### What the exercise asks
Output all the data below verbatim.

### Records contained in a dataset
○ ○ ○ ○

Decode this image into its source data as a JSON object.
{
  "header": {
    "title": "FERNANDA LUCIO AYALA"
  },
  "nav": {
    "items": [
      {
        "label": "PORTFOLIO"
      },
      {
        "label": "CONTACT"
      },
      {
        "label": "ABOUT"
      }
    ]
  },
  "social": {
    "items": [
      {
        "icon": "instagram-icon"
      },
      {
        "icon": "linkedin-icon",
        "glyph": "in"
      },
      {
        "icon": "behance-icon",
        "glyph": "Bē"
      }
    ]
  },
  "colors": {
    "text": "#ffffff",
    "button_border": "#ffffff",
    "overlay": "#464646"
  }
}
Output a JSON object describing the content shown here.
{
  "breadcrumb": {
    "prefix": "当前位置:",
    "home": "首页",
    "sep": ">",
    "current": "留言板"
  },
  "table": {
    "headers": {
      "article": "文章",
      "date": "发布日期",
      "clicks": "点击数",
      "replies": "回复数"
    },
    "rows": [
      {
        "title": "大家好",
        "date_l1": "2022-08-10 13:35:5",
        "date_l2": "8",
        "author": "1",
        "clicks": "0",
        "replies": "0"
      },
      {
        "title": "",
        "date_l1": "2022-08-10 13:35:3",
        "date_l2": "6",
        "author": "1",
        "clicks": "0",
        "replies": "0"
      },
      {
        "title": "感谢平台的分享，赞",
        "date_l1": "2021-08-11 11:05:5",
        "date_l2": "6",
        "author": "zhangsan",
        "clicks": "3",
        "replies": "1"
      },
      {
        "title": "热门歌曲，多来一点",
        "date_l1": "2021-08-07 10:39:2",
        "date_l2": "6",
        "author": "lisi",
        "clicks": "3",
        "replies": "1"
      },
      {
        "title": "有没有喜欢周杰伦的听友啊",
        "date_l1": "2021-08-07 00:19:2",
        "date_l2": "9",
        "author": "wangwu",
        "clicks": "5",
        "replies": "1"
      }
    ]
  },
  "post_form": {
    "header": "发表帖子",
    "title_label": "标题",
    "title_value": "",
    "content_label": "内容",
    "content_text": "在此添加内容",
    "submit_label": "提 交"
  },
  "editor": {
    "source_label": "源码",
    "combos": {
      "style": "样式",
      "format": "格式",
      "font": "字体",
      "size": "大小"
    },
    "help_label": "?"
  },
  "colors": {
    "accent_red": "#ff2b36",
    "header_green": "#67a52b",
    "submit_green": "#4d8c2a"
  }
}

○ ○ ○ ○

### Answer section
Decode this image into its source data as a JSON object.
{
  "header": {
    "title": "FERNANDA LUCIO AYALA"
  },
  "nav": {
    "items": [
      {
        "label": "PORTFOLIO"
      },
      {
        "label": "CONTACT"
      },
      {
        "label": "ABOUT"
      }
    ]
  },
  "social": {
    "items": [
      {
        "icon": "instagram-icon"
      },
      {
        "icon": "linkedin-icon",
        "glyph": "in"
      },
      {
        "icon": "behance-icon",
        "glyph": "Bē"
      }
    ]
  },
  "colors": {
    "text": "#ffffff",
    "button_border": "#ffffff",
    "overlay": "#464646"
  }
}
Output a JSON object describing the content shown here.
{
  "breadcrumb": {
    "prefix": "当前位置:",
    "home": "首页",
    "sep": ">",
    "current": "留言板"
  },
  "table": {
    "headers": {
      "article": "文章",
      "date": "发布日期",
      "clicks": "点击数",
      "replies": "回复数"
    },
    "rows": [
      {
        "title": "大家好",
        "date_l1": "2022-08-10 13:35:5",
        "date_l2": "8",
        "author": "1",
        "clicks": "0",
        "replies": "0"
      },
      {
        "title": "",
        "date_l1": "2022-08-10 13:35:3",
        "date_l2": "6",
        "author": "1",
        "clicks": "0",
        "replies": "0"
      },
      {
        "title": "感谢平台的分享，赞",
        "date_l1": "2021-08-11 11:05:5",
        "date_l2": "6",
        "author": "zhangsan",
        "clicks": "3",
        "replies": "1"
      },
      {
        "title": "热门歌曲，多来一点",
        "date_l1": "2021-08-07 10:39:2",
        "date_l2": "6",
        "author": "lisi",
        "clicks": "3",
        "replies": "1"
      },
      {
        "title": "有没有喜欢周杰伦的听友啊",
        "date_l1": "2021-08-07 00:19:2",
        "date_l2": "9",
        "author": "wangwu",
        "clicks": "5",
        "replies": "1"
      }
    ]
  },
  "post_form": {
    "header": "发表帖子",
    "title_label": "标题",
    "title_value": "",
    "content_label": "内容",
    "content_text": "在此添加内容",
    "submit_label": "提 交"
  },
  "editor": {
    "source_label": "源码",
    "combos": {
      "style": "样式",
      "format": "格式",
      "font": "字体",
      "size": "大小"
    },
    "help_label": "?"
  },
  "colors": {
    "accent_red": "#ff2b36",
    "header_green": "#67a52b",
    "submit_green": "#4d8c2a"
  }
}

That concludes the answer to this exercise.